Enable Support for the 640x1136 iPhone 5 Screen (without letterboxing)

Letterboxed apps have arrived! As anticipated, the new iPhone 5 has a new taller display with an aspect ration of 16:9 that doesn’t fit the 3:2 of every other iPhone. Without a developer update, your regular iPhone apps will run as is but with black bars at the top and bottom of the app like letterboxed movies. This introduces the first real UI fragmentation in the iOS platform so you’ll will need to configure a few things to accommodate it.

In many cases the longer screen isn’t going to be a big deal. If your app is primarily using scroll views, such as a list, then once your build target is configured to support the larger screen your app will magically “just work” and automatically expand to fill the space—this is assuming you haven’t hard coded a height of 480 into your app.

Adding 4” Screen Support

Enabling support in your app really easy. All you need to do drop a new Default-568h@2x.png sized to 640x1136 into the Retina (4-inch) image well in the target’s project settings.
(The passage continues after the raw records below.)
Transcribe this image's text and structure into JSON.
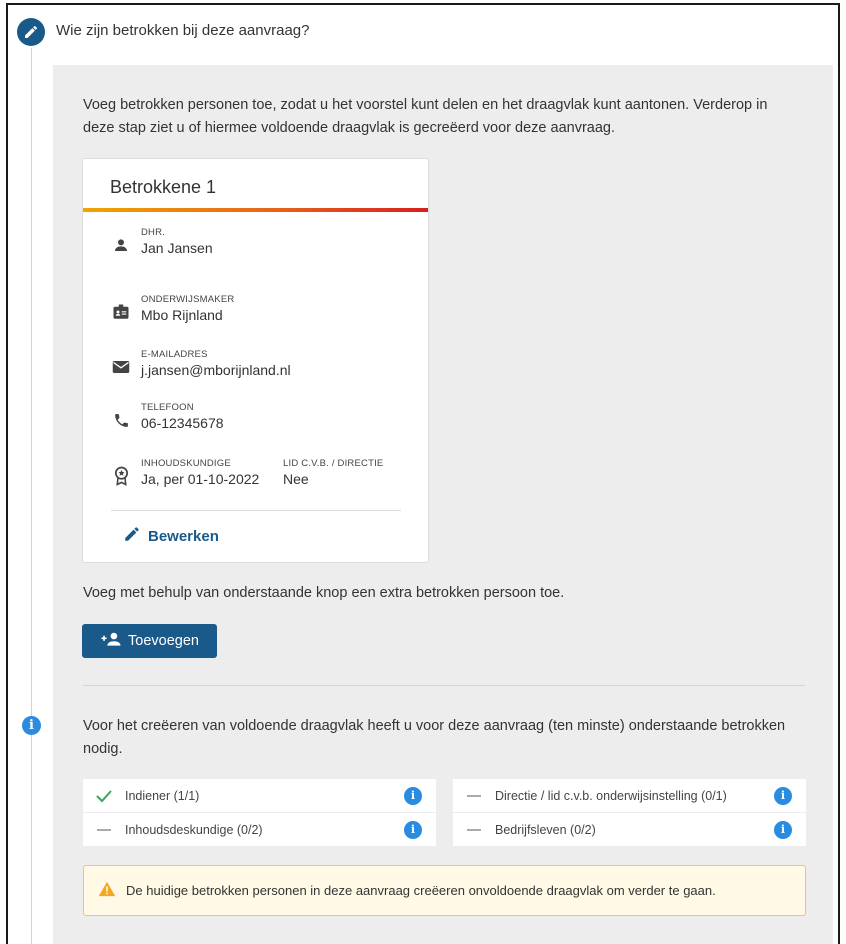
{
  "step": {
    "title": "Wie zijn betrokken bij deze aanvraag?"
  },
  "intro": {
    "text": "Voeg betrokken personen toe, zodat u het voorstel kunt delen en het draagvlak kunt aantonen. Verderop in deze stap ziet u of hiermee voldoende draagvlak is gecreëerd voor deze aanvraag."
  },
  "card": {
    "title": "Betrokkene 1",
    "salutation_label": "DHR.",
    "name": "Jan Jansen",
    "org_label": "ONDERWIJSMAKER",
    "org": "Mbo Rijnland",
    "email_label": "E-MAILADRES",
    "email": "j.jansen@mborijnland.nl",
    "phone_label": "TELEFOON",
    "phone": "06-12345678",
    "expert_label": "INHOUDSKUNDIGE",
    "expert": "Ja, per 01-10-2022",
    "board_label": "LID C.V.B. / DIRECTIE",
    "board": "Nee",
    "edit_label": "Bewerken"
  },
  "add": {
    "text": "Voeg met behulp van onderstaande knop een extra betrokken persoon toe.",
    "button_label": "Toevoegen"
  },
  "requirements": {
    "intro": "Voor het creëeren van voldoende draagvlak heeft u voor deze aanvraag (ten minste) onderstaande betrokken nodig.",
    "items": [
      {
        "label": "Indiener (1/1)",
        "status": "complete"
      },
      {
        "label": "Directie / lid c.v.b. onderwijsinstelling (0/1)",
        "status": "incomplete"
      },
      {
        "label": "Inhoudsdeskundige (0/2)",
        "status": "incomplete"
      },
      {
        "label": "Bedrijfsleven (0/2)",
        "status": "incomplete"
      }
    ],
    "info_glyph": "i"
  },
  "warning": {
    "text": "De huidige betrokken personen in deze aanvraag creëeren onvoldoende draagvlak om verder te gaan."
  },
  "colors": {
    "primary": "#1a5a8a",
    "info": "#2a8ce0",
    "check": "#3aa55a",
    "warning_bg": "#fff9e6",
    "warning_border": "#f2c94c",
    "warning_icon": "#f5a623"
  },
  "icons": {
    "step": "pencil-icon",
    "person": "person-icon",
    "org": "badge-icon",
    "email": "envelope-icon",
    "phone": "phone-icon",
    "expert": "award-icon",
    "edit": "pencil-icon",
    "add": "person-add-icon",
    "info": "info-icon",
    "check": "check-icon",
    "warning": "warning-triangle-icon"
  }
}
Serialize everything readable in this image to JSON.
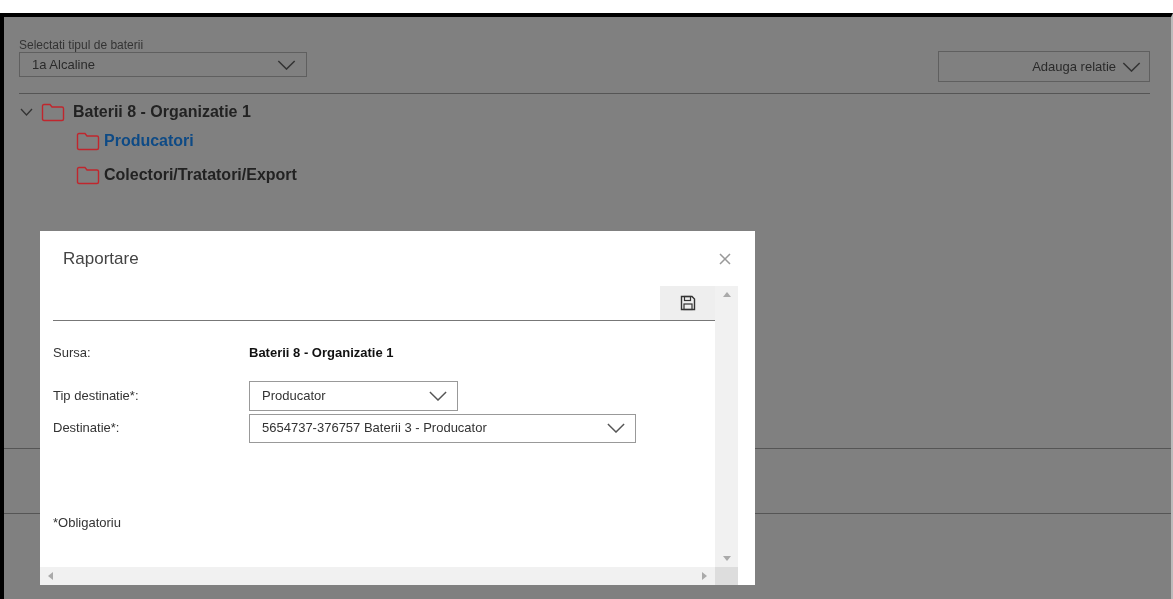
{
  "page": {
    "battery_type": {
      "label": "Selectati tipul de baterii",
      "value": "1a Alcaline"
    },
    "add_relation_button": "Adauga relatie",
    "tree": [
      {
        "label": "Baterii 8 - Organizatie 1",
        "expanded": true,
        "selected": false,
        "children": [
          {
            "label": "Producatori",
            "selected": true
          },
          {
            "label": "Colectori/Tratatori/Export",
            "selected": false
          }
        ]
      }
    ]
  },
  "dialog": {
    "title": "Raportare",
    "fields": [
      {
        "kind": "text",
        "label": "Sursa:",
        "value": "Baterii 8 - Organizatie 1"
      },
      {
        "kind": "select",
        "label": "Tip destinatie*:",
        "value": "Producator"
      },
      {
        "kind": "select",
        "label": "Destinatie*:",
        "value": "5654737-376757 Baterii 3 - Producator"
      }
    ],
    "note": "*Obligatoriu"
  }
}
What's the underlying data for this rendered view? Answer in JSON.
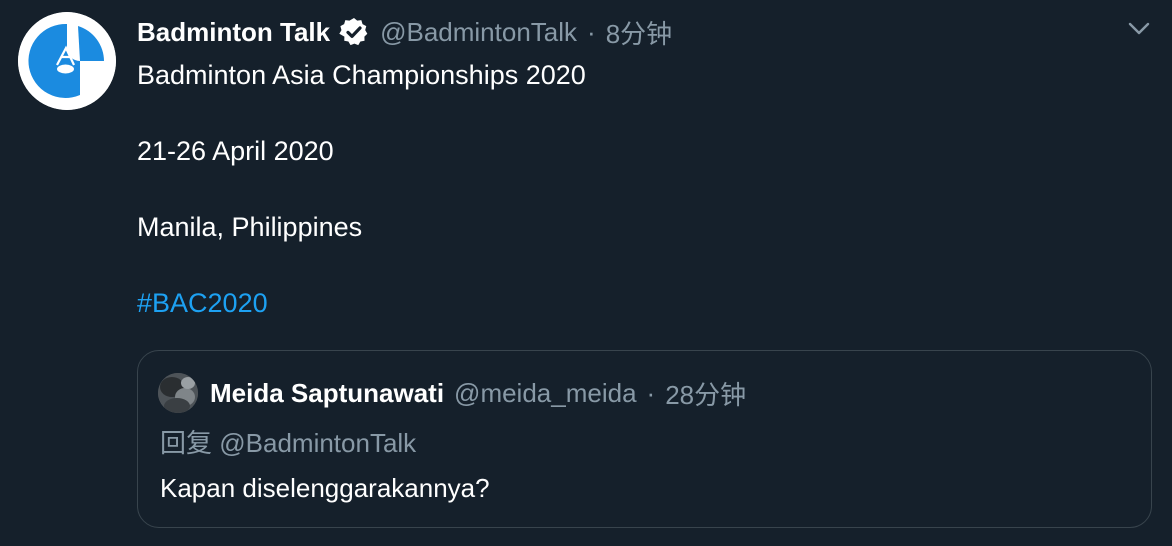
{
  "tweet": {
    "author": {
      "name": "Badminton Talk",
      "handle": "@BadmintonTalk",
      "verified": true,
      "avatar_icon": "shuttlecock-logo-icon"
    },
    "separator": "·",
    "time": "8分钟",
    "menu_icon": "chevron-down-icon",
    "text_lines": [
      "Badminton Asia Championships 2020",
      "21-26 April 2020",
      "Manila, Philippines"
    ],
    "hashtag": "#BAC2020"
  },
  "quoted_tweet": {
    "author": {
      "name": "Meida Saptunawati",
      "handle": "@meida_meida",
      "avatar_icon": "user-avatar-photo"
    },
    "separator": "·",
    "time": "28分钟",
    "reply_prefix": "回复",
    "reply_to": "@BadmintonTalk",
    "text": "Kapan diselenggarakannya?"
  },
  "colors": {
    "background": "#15202b",
    "text": "#ffffff",
    "secondary_text": "#8899a6",
    "accent": "#1da1f2",
    "border": "#38444d"
  }
}
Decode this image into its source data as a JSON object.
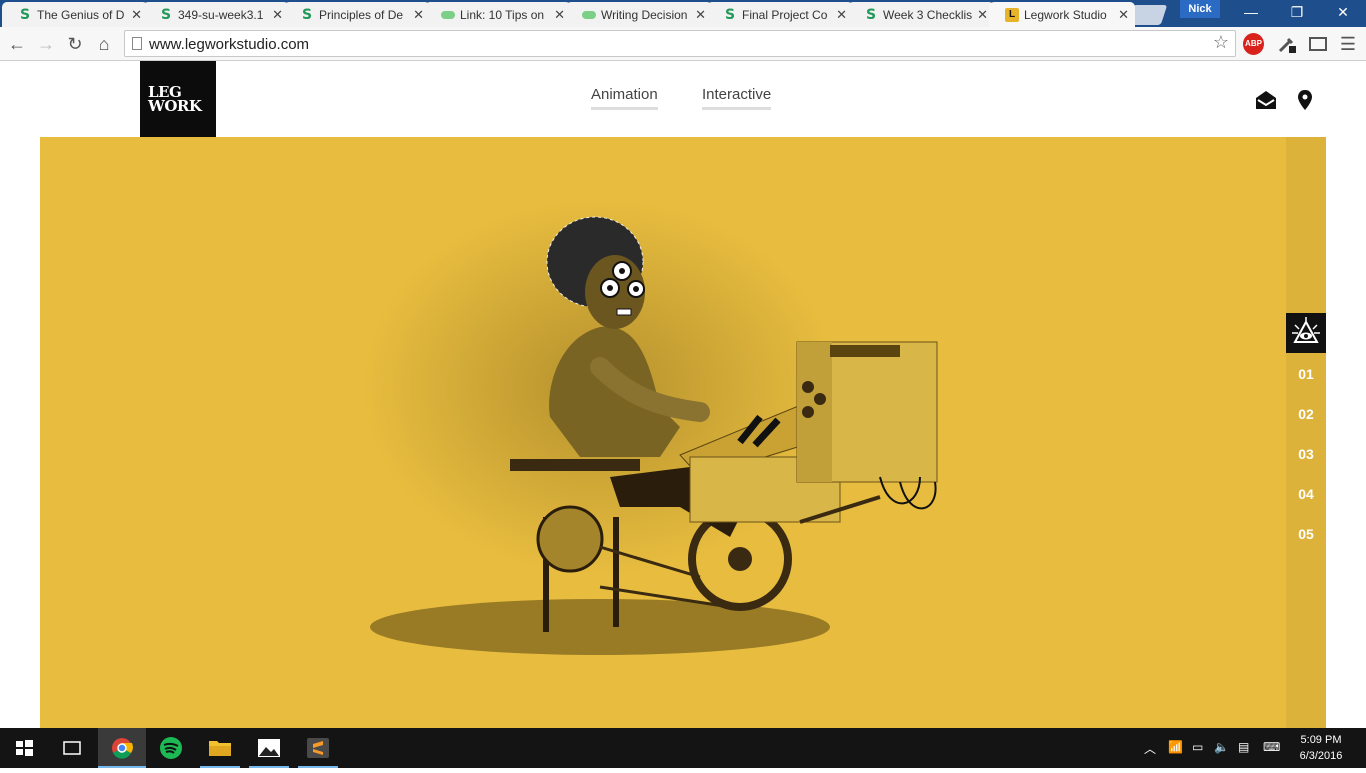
{
  "browser": {
    "tabs": [
      {
        "title": "The Genius of D",
        "favicon": "s"
      },
      {
        "title": "349-su-week3.1",
        "favicon": "s"
      },
      {
        "title": "Principles of De",
        "favicon": "s"
      },
      {
        "title": "Link: 10 Tips on",
        "favicon": "cloud"
      },
      {
        "title": "Writing Decision",
        "favicon": "cloud"
      },
      {
        "title": "Final Project Co",
        "favicon": "s"
      },
      {
        "title": "Week 3 Checklis",
        "favicon": "s"
      },
      {
        "title": "Legwork Studio",
        "favicon": "l",
        "active": true
      }
    ],
    "user": "Nick",
    "url": "www.legworkstudio.com",
    "abp_label": "ABP"
  },
  "site": {
    "logo_line1": "LEG",
    "logo_line2": "WORK",
    "nav": [
      {
        "label": "Animation"
      },
      {
        "label": "Interactive"
      }
    ],
    "rail_numbers": [
      "01",
      "02",
      "03",
      "04",
      "05"
    ],
    "colors": {
      "hero": "#e8bd3f",
      "rail": "#dcb23a"
    }
  },
  "taskbar": {
    "time": "5:09 PM",
    "date": "6/3/2016"
  }
}
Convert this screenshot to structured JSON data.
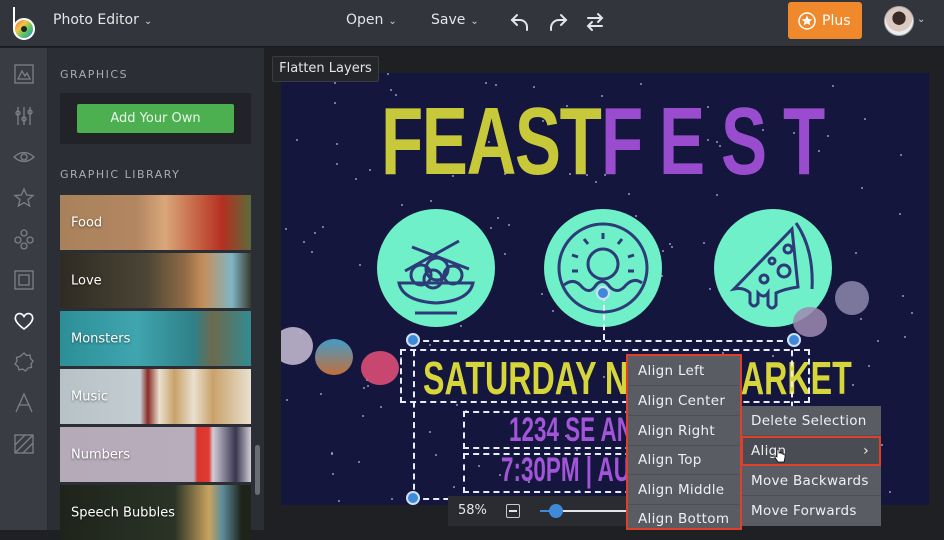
{
  "topbar": {
    "app_title": "Photo Editor",
    "menus": {
      "open": "Open",
      "save": "Save"
    },
    "icons": [
      "undo-icon",
      "redo-icon",
      "swap-icon"
    ],
    "plus_label": "Plus",
    "plus_color": "#f0892c"
  },
  "icon_rail": {
    "items": [
      "image-icon",
      "adjust-sliders-icon",
      "eye-icon",
      "star-icon",
      "graphics-circles-icon",
      "frame-icon",
      "heart-icon",
      "badge-icon",
      "text-icon",
      "texture-icon"
    ],
    "active": "heart-icon"
  },
  "panel": {
    "graphics_heading": "GRAPHICS",
    "add_your_own": "Add Your Own",
    "library_heading": "GRAPHIC LIBRARY",
    "library_items": [
      {
        "label": "Food"
      },
      {
        "label": "Love"
      },
      {
        "label": "Monsters"
      },
      {
        "label": "Music"
      },
      {
        "label": "Numbers"
      },
      {
        "label": "Speech Bubbles"
      }
    ]
  },
  "workspace": {
    "flatten_layers": "Flatten Layers",
    "zoom_level": "58%",
    "zoom_fraction": 0.1
  },
  "canvas": {
    "title_part1": "FEAST",
    "title_part2": "FEST",
    "line1": "SATURDAY NIGHT MARKET",
    "line2": "1234 SE ANKENY ST",
    "line3": "7:30PM | AUG 18",
    "colors": {
      "background": "#15163d",
      "yellow": "#c8c93a",
      "purple": "#9a4ccf",
      "mint": "#6ff0c8"
    }
  },
  "context_menu": {
    "items": [
      "Delete Selection",
      "Align",
      "Move Backwards",
      "Move Forwards"
    ],
    "active": "Align",
    "submenu": [
      "Align Left",
      "Align Center",
      "Align Right",
      "Align Top",
      "Align Middle",
      "Align Bottom"
    ]
  }
}
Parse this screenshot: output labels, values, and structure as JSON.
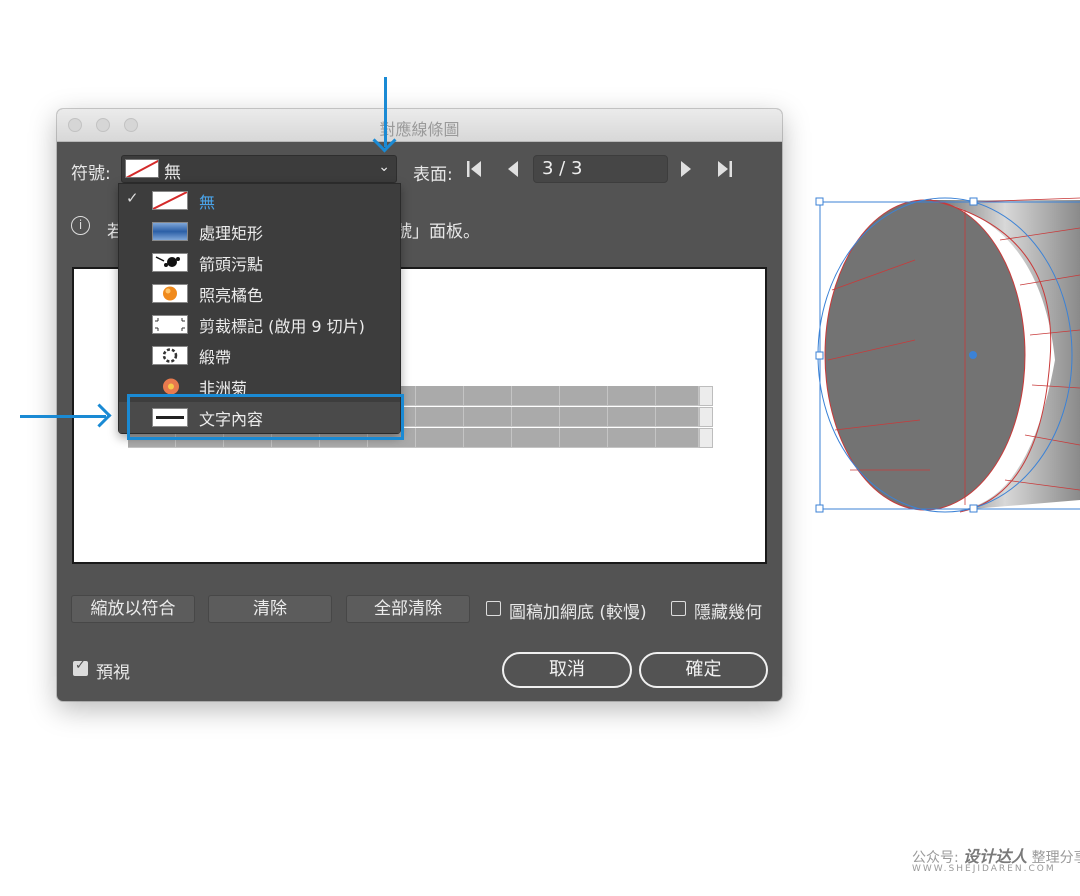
{
  "window": {
    "title": "對應線條圖"
  },
  "toolbar": {
    "symbol_label": "符號:",
    "symbol_value": "無",
    "surface_label": "表面:",
    "page_value": "3 / 3"
  },
  "info": {
    "text_left": "若",
    "text_right": "號」面板。"
  },
  "symbol_menu": {
    "items": [
      {
        "label": "無",
        "icon": "none-swatch-icon",
        "checked": true
      },
      {
        "label": "處理矩形",
        "icon": "shaded-rectangle-icon",
        "checked": false
      },
      {
        "label": "箭頭污點",
        "icon": "arrow-blot-icon",
        "checked": false
      },
      {
        "label": "照亮橘色",
        "icon": "orange-sphere-icon",
        "checked": false
      },
      {
        "label": "剪裁標記 (啟用 9 切片)",
        "icon": "crop-marks-icon",
        "checked": false
      },
      {
        "label": "緞帶",
        "icon": "ribbon-icon",
        "checked": false
      },
      {
        "label": "非洲菊",
        "icon": "daisy-icon",
        "checked": false
      },
      {
        "label": "文字內容",
        "icon": "text-content-icon",
        "checked": false,
        "highlighted": true
      }
    ]
  },
  "buttons": {
    "fit": "縮放以符合",
    "clear": "清除",
    "clear_all": "全部清除",
    "cancel": "取消",
    "ok": "確定"
  },
  "options": {
    "shade_artwork": {
      "label": "圖稿加網底 (較慢)",
      "checked": false
    },
    "invisible_geometry": {
      "label": "隱藏幾何",
      "checked": false
    },
    "preview": {
      "label": "預視",
      "checked": true
    }
  },
  "colors": {
    "dialog_bg": "#535353",
    "highlight": "#1a8ad4",
    "menu_selected_text": "#4aa3e8"
  },
  "watermark": {
    "prefix": "公众号:",
    "brand": "设计达人",
    "suffix": "整理分享",
    "url": "WWW.SHEJIDAREN.COM"
  }
}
That’s it!

More About Resizing

If you’re not relying on the Apple supplied UIKit components, now would be a good time to start learning about auto layout. If you’ve done any work in interface builder, you’ve already come across the various auto-resizing constraints which allow parts of the app to stretch out nicely as required. Auto layout in iOS 6 takes auto-resizing constraints and puts them on steroids, adding advanced positioning based on the size and position of other elements on the screen as well as the content of localization files. If you haven’t looked into auto layout yet, be sure to check out the guide and the WWDC videos:

But I can’t use Auto Layout in iOS 4/5!

If you need to position elements on the screen at a very specific location based on screen size, you shouldn’t be hard coding those values. Instead, for the bounds of entire screen, use the main screen’s bounds:

CGRect bounds = [[UIScreen mainScreen] bounds];

or if you want just the frame of application itself (less the status bar if visible), use the application fame:

CGRect bounds = [[UIScreen mainScreen] applicationFrame];

Also, if you need to detect which screen type the app is using, here’s a nice code snippet from the dev forums that detects the device and screen type based on known values:

if(UI_USER_INTERFACE_IDIOM() == UIUserInterfaceIdiomPhone){
	if ([UIScreen mainScreen].scale == 2.0f) {
		CGSize result = [[UIScreen mainScreen] bounds].size;
		CGFloat scale = [UIScreen mainScreen].scale;
		result = CGSizeMake(result.width * scale, result.height * scale);

		if(result.height == 960){
			NSLog(@"iPhone 4, 4s Retina Resolution");
		}
		if(result.height == 1136){
			NSLog(@"iPhone 5 Resolution");
		}
	} else {
                NSLog(@"iPhone Standard Resolution");
	}
} else {
	if ([UIScreen mainScreen].scale == 2.0f) {
		NSLog(@"iPad Retina Resolution");
	} else{
		NSLog(@"iPad Standard Resolution");
	}
}

What about iOS3 support?

It’s time to let it go. The market is tiny and Xcode 4.5 doesn’t support any version of iOS before 4.3, nor does it support the armv6 architecture. If you really need to support 3x OSes, you’ll need to hang on to an older version of the developer tools and either release two apps or be ok with the letterbox.